To visualize why this happens, think about when another person bumps into you. If you’re both essentially the same size, the person moving more slowly will be knocked farther, faster, of course, than the speedier person.
Thermal conduction doesn’t always occur at the same rate. The thermal conductivity of the two substances can make a big difference—some substances are just better than others at transferring energy. Starting temperatures matter, too. A large temperature difference between the two substances will create faster heat transfer; in addition, some substances become better conductors as they get warmer.
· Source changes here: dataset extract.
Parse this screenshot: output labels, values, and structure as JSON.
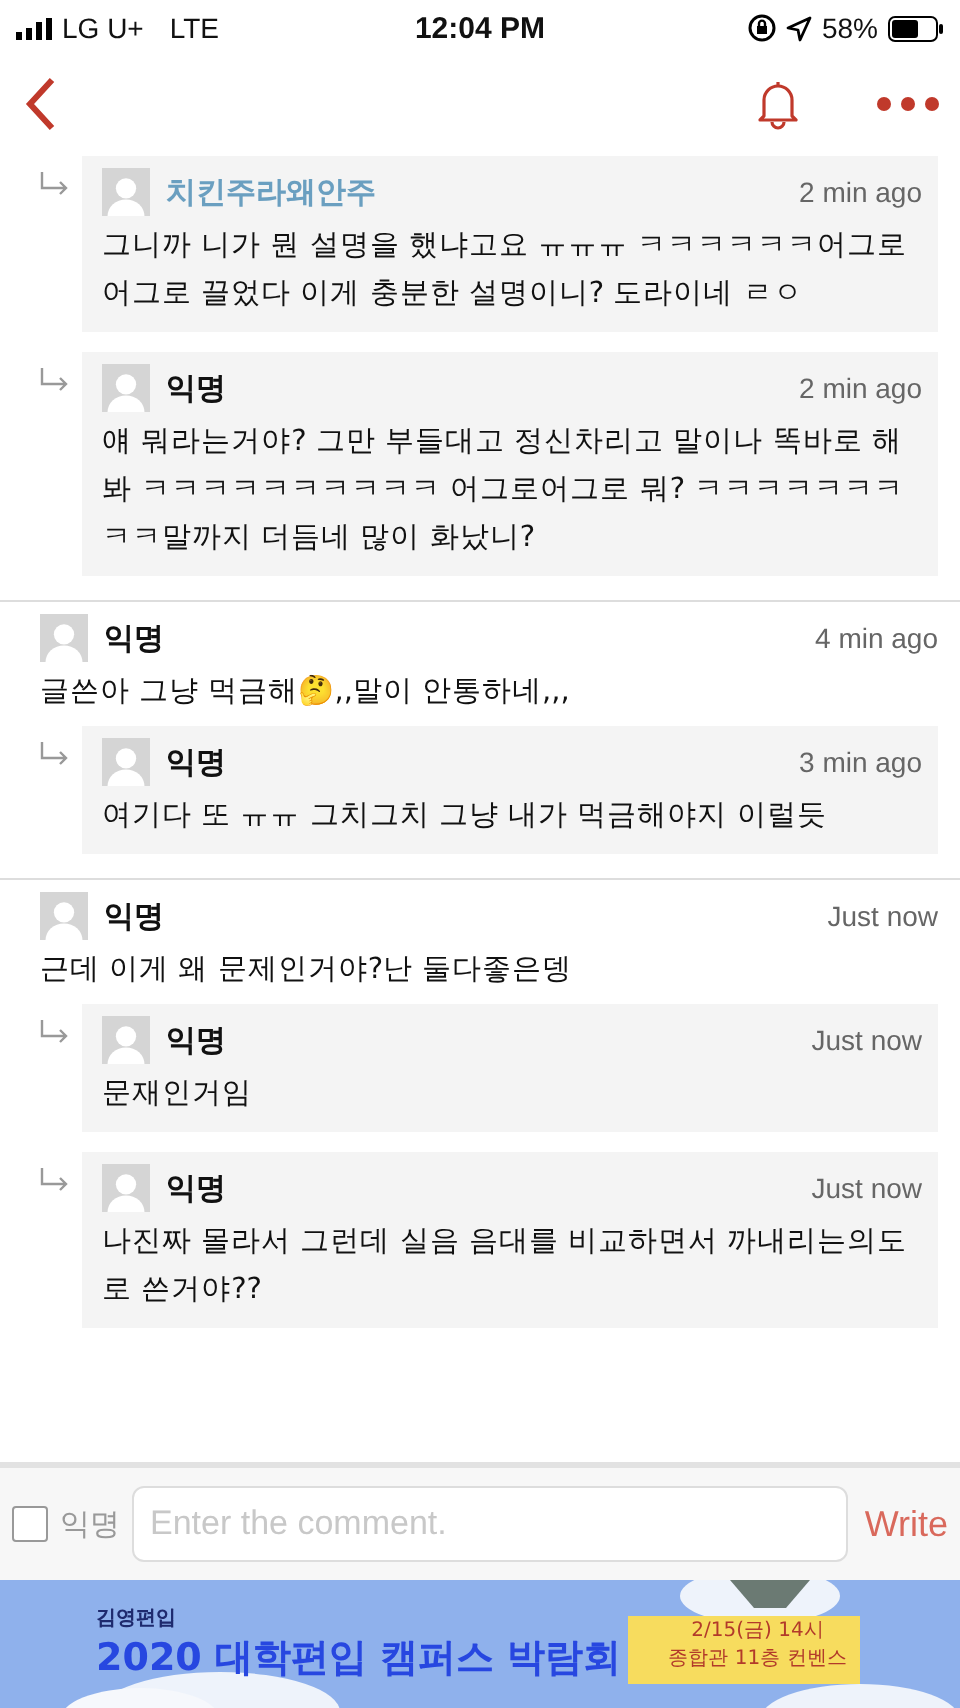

For a visual explanation of the process of thermal conduction, see this video:
You can experiment with thermal conductivity yourself, with the Arbor Scientific Ice Melting Blocks, Thermal Conductivity Experiment Kit, or the Thermal Conductivity Experiment from Eisco Labs.
For some hands-on learning about heat transfer and other physical and chemical properties of matter, try Theodore Gray’s Completely Mad Science: Experiments You Can Do at Home but Probably Shouldn’t.
Heat Transfer Only Works in One Direction
It’s logical to wonder why, in the collision between substances of different temperatures, the colder particles can’t transfer some of their energy to the warmer particles.
We know that this doesn’t happen because when we drop ice cubes into a glass of water, the water always gets cooler and the ice always melts. If conduction could work in the reverse direction, sometimes the water would get warmer, and the ice would become even colder. But knowing that it doesn’t happen isn’t the same as knowing why it doesn’t happen.
This principle—that when two substances are in contact, heat will always flow from the warmer substance to the cooler substance—is called the Second Law of Thermodynamics.
The laws of thermodynamics tell us that something called entropy is at work in the universe. Entropy is a kind of measurement of randomness or disorder, and it can only stay the same or increase—it can never decrease. The Second Law of Thermodynamics tells us that heat will flow from warmer to cooler systems because of entropy—because warmer systems have more entropy.
Whenever two substances touch, the Second Law of Thermodynamics says that heat will flow from the warmer substance to the cooler substance. This happens because the faster-moving particles in the warmer substance collide with the slower-moving particles in the cooler substance.
The collision causes energy to be transferred from the particles of the warmer substance to the particles of the cooler substance. This collision resulting in heat transfer is called conduction.